§ **Exercise instructions**
Using the listing below, count the lines in which "Mạnh" appears; give the count alone.

§ **Records shown**
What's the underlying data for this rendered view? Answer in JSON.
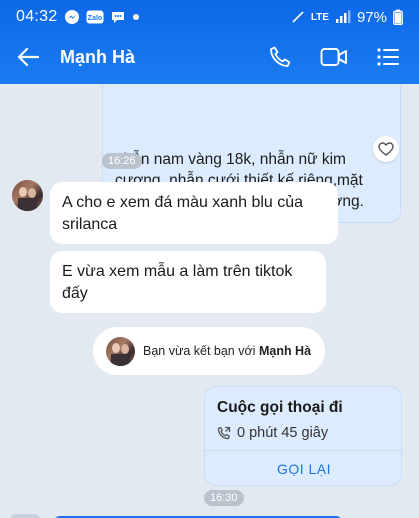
{
  "status_bar": {
    "time": "04:32",
    "network": "LTE",
    "battery": "97%"
  },
  "header": {
    "contact_name": "Mạnh Hà"
  },
  "messages": {
    "outgoing_text": "nhẫn nam vàng 18k, nhẫn nữ kim cương, nhẫn cưới thiết kế riêng,mặt dây chuyền cao cấp nhất thị trường.",
    "time_1": "16:26",
    "incoming_1": "A cho e xem đá màu xanh blu của srilanca",
    "incoming_2": "E vừa xem mẫu a làm trên tiktok đấy",
    "system_prefix": "Bạn vừa kết bạn với",
    "system_name": "Mạnh Hà",
    "call_title": "Cuộc gọi thoại đi",
    "call_duration": "0 phút 45 giây",
    "call_back": "GỌI LẠI",
    "time_2": "16:30"
  },
  "colors": {
    "header": "#1a7cf0",
    "outgoing_bubble": "#dcecfe",
    "chat_bg": "#e3e9f1",
    "accent": "#1a73e8"
  }
}
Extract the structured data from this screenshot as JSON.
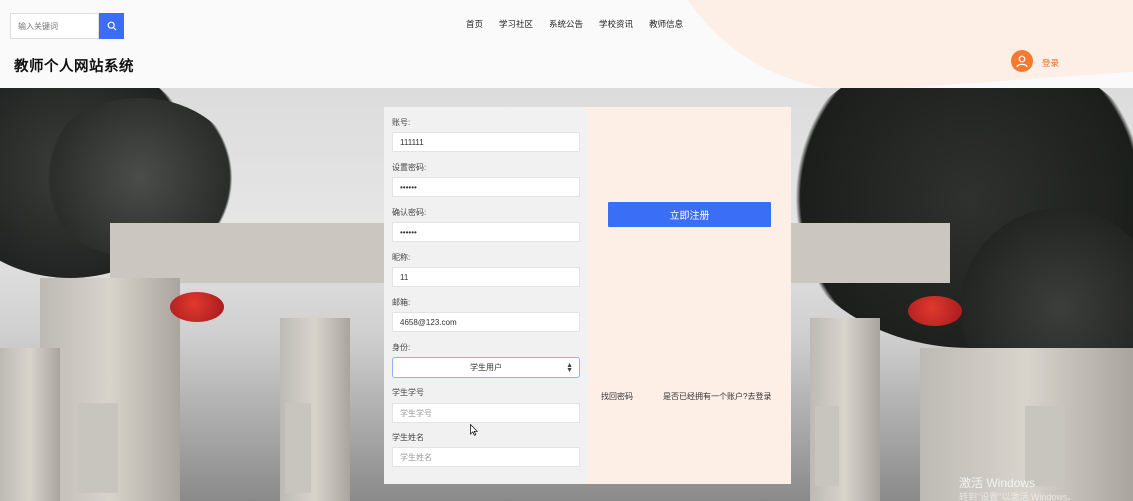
{
  "search": {
    "placeholder": "输入关键词"
  },
  "icons": {
    "search": "search-icon",
    "avatar": "user-avatar-icon",
    "cursor": "mouse-cursor-icon"
  },
  "nav": {
    "items": [
      "首页",
      "学习社区",
      "系统公告",
      "学校资讯",
      "教师信息"
    ]
  },
  "header": {
    "site_title": "教师个人网站系统",
    "login_label": "登录"
  },
  "colors": {
    "primary": "#3b6ef6",
    "accent": "#f47a2f",
    "panel_right": "#fdeee6",
    "panel_left": "#f1f1f1"
  },
  "form": {
    "account": {
      "label": "账号:",
      "value": "111111"
    },
    "password": {
      "label": "设置密码:",
      "value": "••••••"
    },
    "confirm_password": {
      "label": "确认密码:",
      "value": "••••••"
    },
    "nickname": {
      "label": "昵称:",
      "value": "11"
    },
    "email": {
      "label": "邮箱:",
      "value": "4658@123.com"
    },
    "identity": {
      "label": "身份:",
      "selected": "学生用户"
    },
    "student_id": {
      "label": "学生学号",
      "placeholder": "学生学号"
    },
    "student_name": {
      "label": "学生姓名",
      "placeholder": "学生姓名"
    },
    "register_label": "立即注册",
    "find_password_label": "找回密码",
    "goto_login_label": "是否已经拥有一个账户?去登录"
  },
  "watermark": {
    "line1": "激活 Windows",
    "line2": "转到\"设置\"以激活 Windows。"
  }
}
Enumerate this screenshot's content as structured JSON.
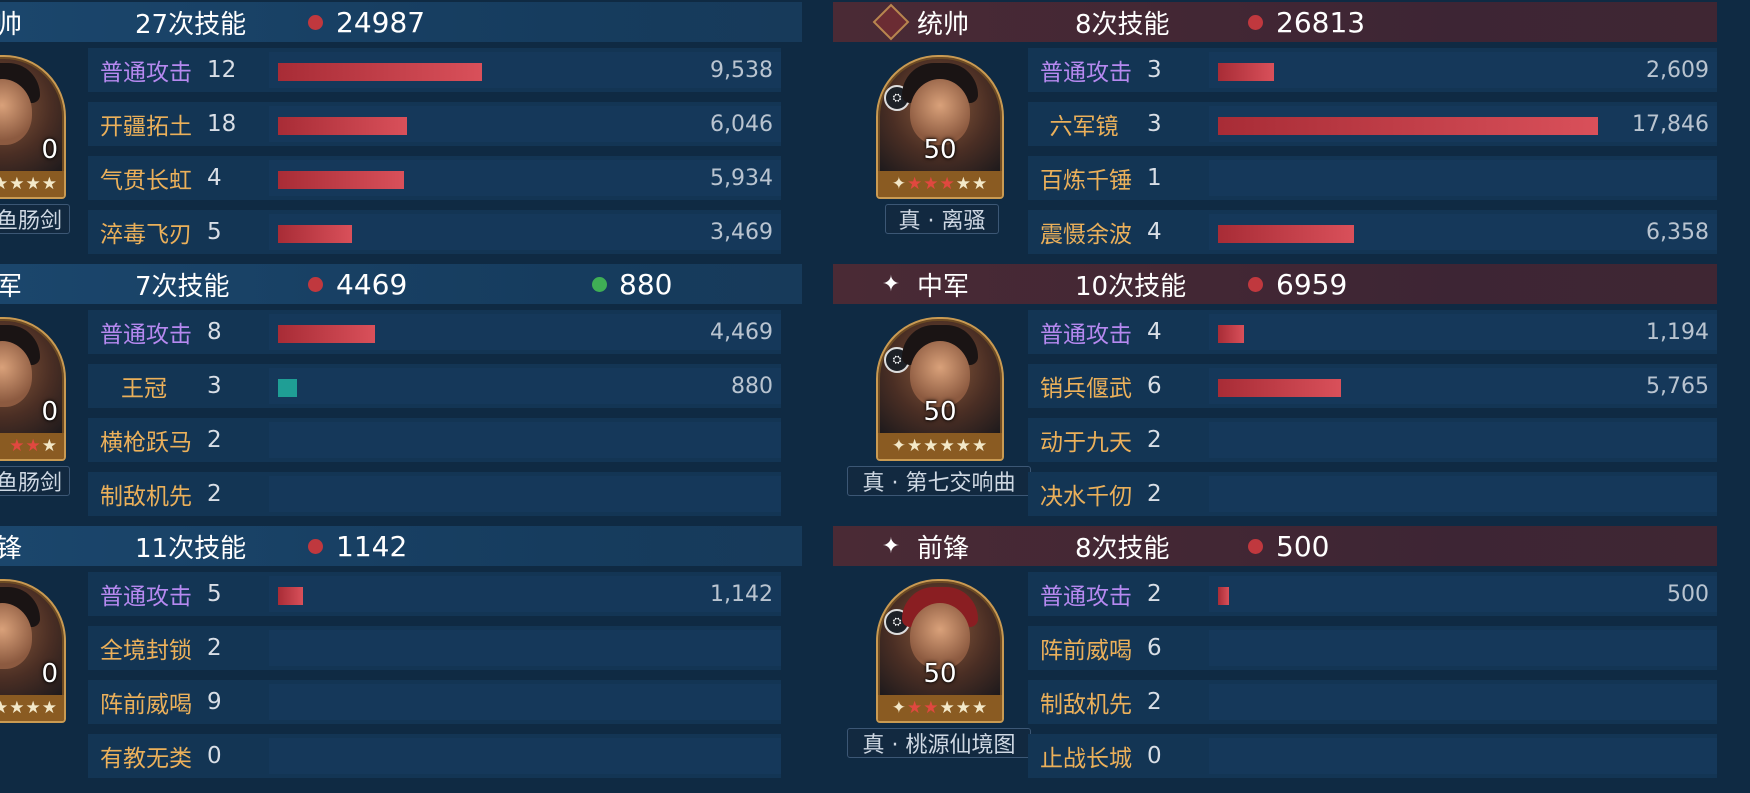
{
  "left_team": {
    "units": [
      {
        "role_label": "帅",
        "casts": "27次技能",
        "damage_total": "24987",
        "level": "0",
        "treasure": "鱼肠剑",
        "skills": [
          {
            "name": "普通攻击",
            "count": "12",
            "value": "9,538",
            "type": "normal"
          },
          {
            "name": "开疆拓土",
            "count": "18",
            "value": "6,046"
          },
          {
            "name": "气贯长虹",
            "count": "4",
            "value": "5,934"
          },
          {
            "name": "淬毒飞刃",
            "count": "5",
            "value": "3,469"
          }
        ]
      },
      {
        "role_label": "军",
        "casts": "7次技能",
        "damage_total": "4469",
        "heal_total": "880",
        "level": "0",
        "treasure": "鱼肠剑",
        "skills": [
          {
            "name": "普通攻击",
            "count": "8",
            "value": "4,469",
            "type": "normal"
          },
          {
            "name": "王冠",
            "count": "3",
            "value": "880"
          },
          {
            "name": "横枪跃马",
            "count": "2",
            "value": ""
          },
          {
            "name": "制敌机先",
            "count": "2",
            "value": ""
          }
        ]
      },
      {
        "role_label": "锋",
        "casts": "11次技能",
        "damage_total": "1142",
        "level": "0",
        "skills": [
          {
            "name": "普通攻击",
            "count": "5",
            "value": "1,142",
            "type": "normal"
          },
          {
            "name": "全境封锁",
            "count": "2",
            "value": ""
          },
          {
            "name": "阵前威喝",
            "count": "9",
            "value": ""
          },
          {
            "name": "有教无类",
            "count": "0",
            "value": ""
          }
        ]
      }
    ]
  },
  "right_team": {
    "units": [
      {
        "role_label": "统帅",
        "casts": "8次技能",
        "damage_total": "26813",
        "level": "50",
        "treasure": "真 · 离骚",
        "skills": [
          {
            "name": "普通攻击",
            "count": "3",
            "value": "2,609",
            "type": "normal"
          },
          {
            "name": "六军镜",
            "count": "3",
            "value": "17,846"
          },
          {
            "name": "百炼千锤",
            "count": "1",
            "value": ""
          },
          {
            "name": "震慑余波",
            "count": "4",
            "value": "6,358"
          }
        ]
      },
      {
        "role_label": "中军",
        "casts": "10次技能",
        "damage_total": "6959",
        "level": "50",
        "treasure": "真 · 第七交响曲",
        "skills": [
          {
            "name": "普通攻击",
            "count": "4",
            "value": "1,194",
            "type": "normal"
          },
          {
            "name": "销兵偃武",
            "count": "6",
            "value": "5,765"
          },
          {
            "name": "动于九天",
            "count": "2",
            "value": ""
          },
          {
            "name": "决水千仞",
            "count": "2",
            "value": ""
          }
        ]
      },
      {
        "role_label": "前锋",
        "casts": "8次技能",
        "damage_total": "500",
        "level": "50",
        "treasure": "真 · 桃源仙境图",
        "skills": [
          {
            "name": "普通攻击",
            "count": "2",
            "value": "500",
            "type": "normal"
          },
          {
            "name": "阵前威喝",
            "count": "6",
            "value": ""
          },
          {
            "name": "制敌机先",
            "count": "2",
            "value": ""
          },
          {
            "name": "止战长城",
            "count": "0",
            "value": ""
          }
        ]
      }
    ]
  },
  "colors": {
    "background": "#0f2a43",
    "damage_bar": "#c0383e",
    "heal_bar": "#1f9e95",
    "normal_attack_text": "#b689f0",
    "skill_text": "#ebb05a"
  }
}
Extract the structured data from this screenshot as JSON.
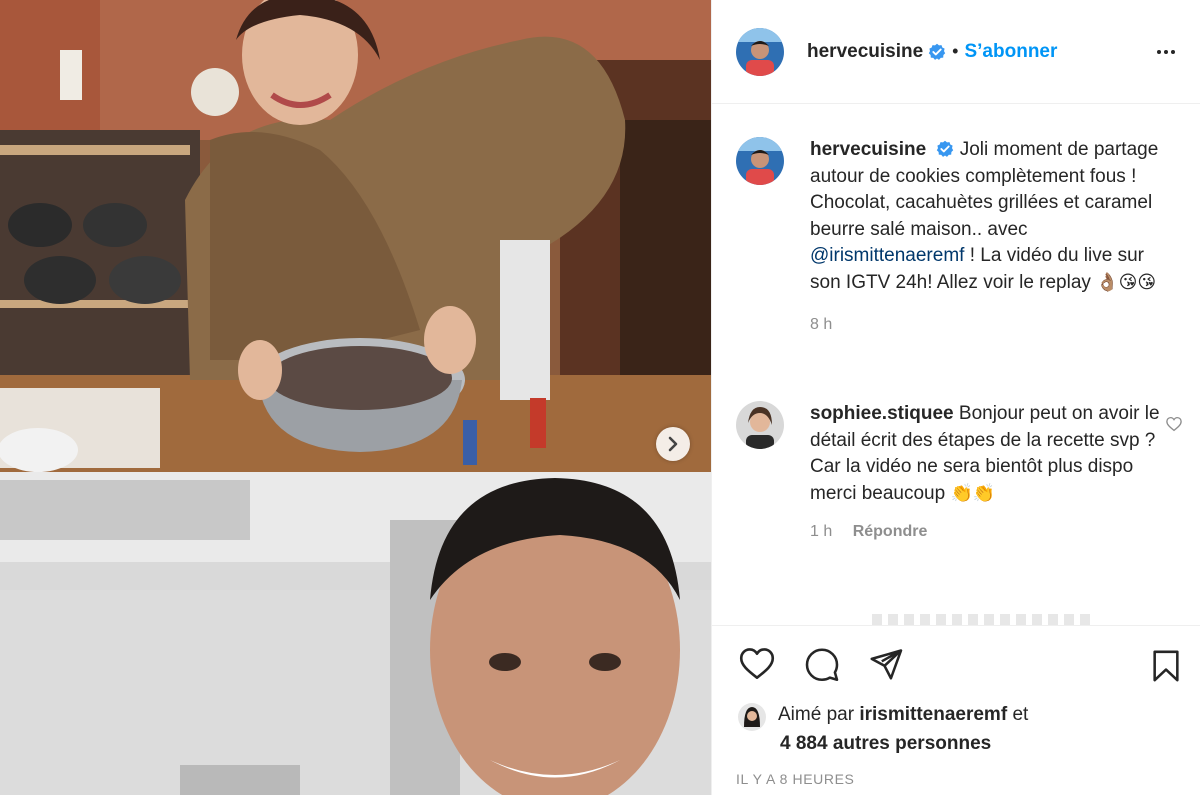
{
  "header": {
    "username": "hervecuisine",
    "separator": "•",
    "follow_label": "S’abonner",
    "more_icon": "more-horizontal-icon"
  },
  "caption": {
    "username": "hervecuisine",
    "text_before": "Joli moment de partage autour de cookies complètement fous ! Chocolat, cacahuètes grillées et caramel beurre salé maison.. avec",
    "mention": "@irismittenaeremf",
    "text_after": "! La vidéo du live sur son IGTV 24h! Allez voir le replay",
    "emojis": "👌🏽😘😘",
    "age": "8 h"
  },
  "comment": {
    "username": "sophiee.stiquee",
    "text": "Bonjour peut on avoir le détail écrit des étapes de la recette svp ? Car la vidéo ne sera bientôt plus dispo merci beaucoup",
    "emojis": "👏👏",
    "age": "1 h",
    "reply_label": "Répondre"
  },
  "likes": {
    "prefix": "Aimé par",
    "user": "irismittenaeremf",
    "joiner": "et",
    "others": "4 884 autres personnes"
  },
  "timestamp": "IL Y A 8 HEURES",
  "colors": {
    "accent": "#0095f6",
    "verified": "#3897f0",
    "mention": "#00376b",
    "muted": "#8e8e8e"
  }
}
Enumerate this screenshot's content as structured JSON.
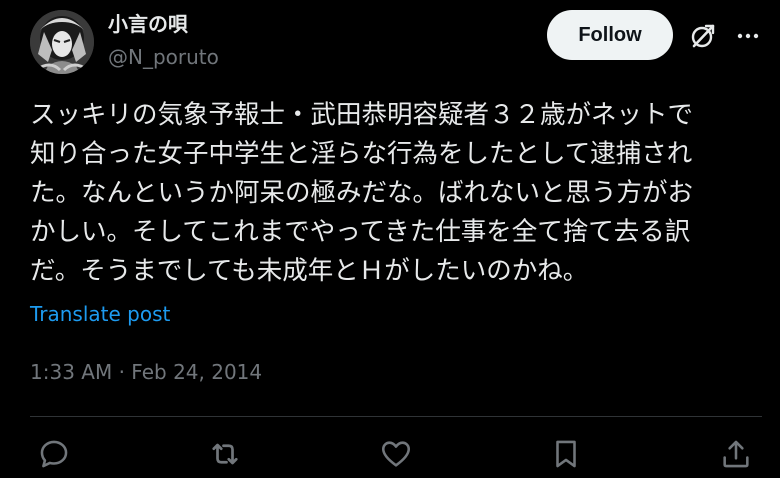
{
  "author": {
    "display_name": "小言の唄",
    "handle": "@N_poruto",
    "avatar_icon": "avatar-image"
  },
  "header": {
    "follow_label": "Follow",
    "grok_icon": "grok-icon",
    "more_icon": "more-icon"
  },
  "post": {
    "lines": [
      "スッキリの気象予報士・武田恭明容疑者３２歳がネットで",
      "知り合った女子中学生と淫らな行為をしたとして逮捕され",
      "た。なんというか阿呆の極みだな。ばれないと思う方がお",
      "かしい。そしてこれまでやってきた仕事を全て捨て去る訳",
      "だ。そうまでしても未成年とＨがしたいのかね。"
    ],
    "translate_label": "Translate post",
    "time": "1:33 AM",
    "separator": " · ",
    "date": "Feb 24, 2014"
  },
  "actions": {
    "reply_icon": "reply-icon",
    "repost_icon": "repost-icon",
    "like_icon": "heart-icon",
    "bookmark_icon": "bookmark-icon",
    "share_icon": "share-icon"
  },
  "colors": {
    "background": "#000000",
    "text": "#e7e9ea",
    "muted": "#71767b",
    "link": "#1d9bf0",
    "divider": "#2f3336",
    "button_bg": "#eff3f4"
  }
}
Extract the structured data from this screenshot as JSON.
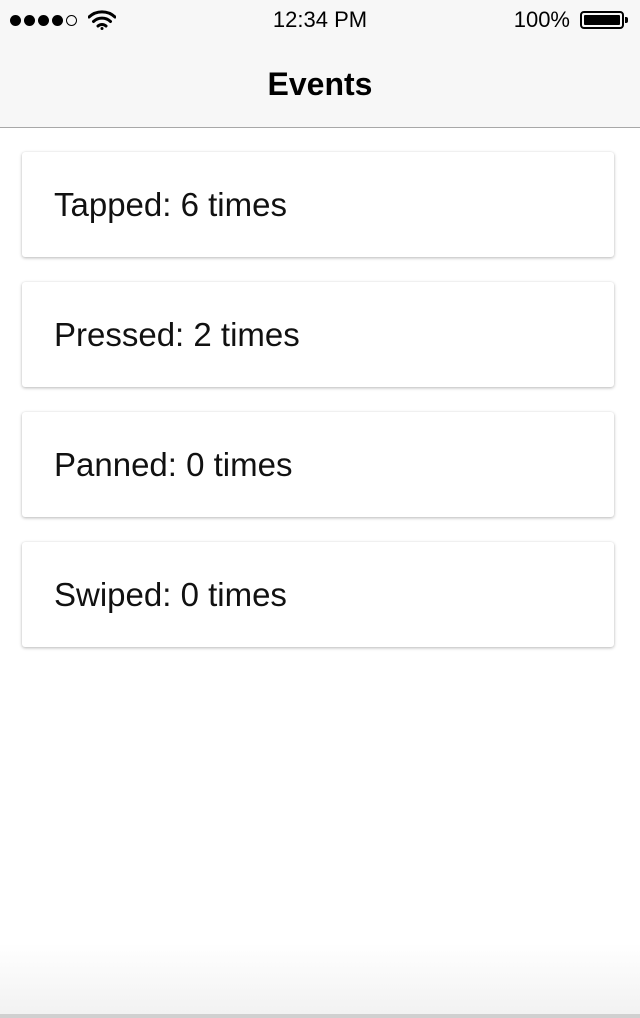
{
  "status_bar": {
    "signal_icon": "cellular-signal-icon",
    "wifi_icon": "wifi-icon",
    "time": "12:34 PM",
    "battery_percent": "100%",
    "battery_icon": "battery-icon"
  },
  "nav_bar": {
    "title": "Events"
  },
  "events": [
    {
      "label": "Tapped: 6 times"
    },
    {
      "label": "Pressed: 2 times"
    },
    {
      "label": "Panned: 0 times"
    },
    {
      "label": "Swiped: 0 times"
    }
  ],
  "colors": {
    "bar_background": "#f7f7f7",
    "divider": "#a8a8a8",
    "card_background": "#ffffff"
  }
}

§ **Task result**
2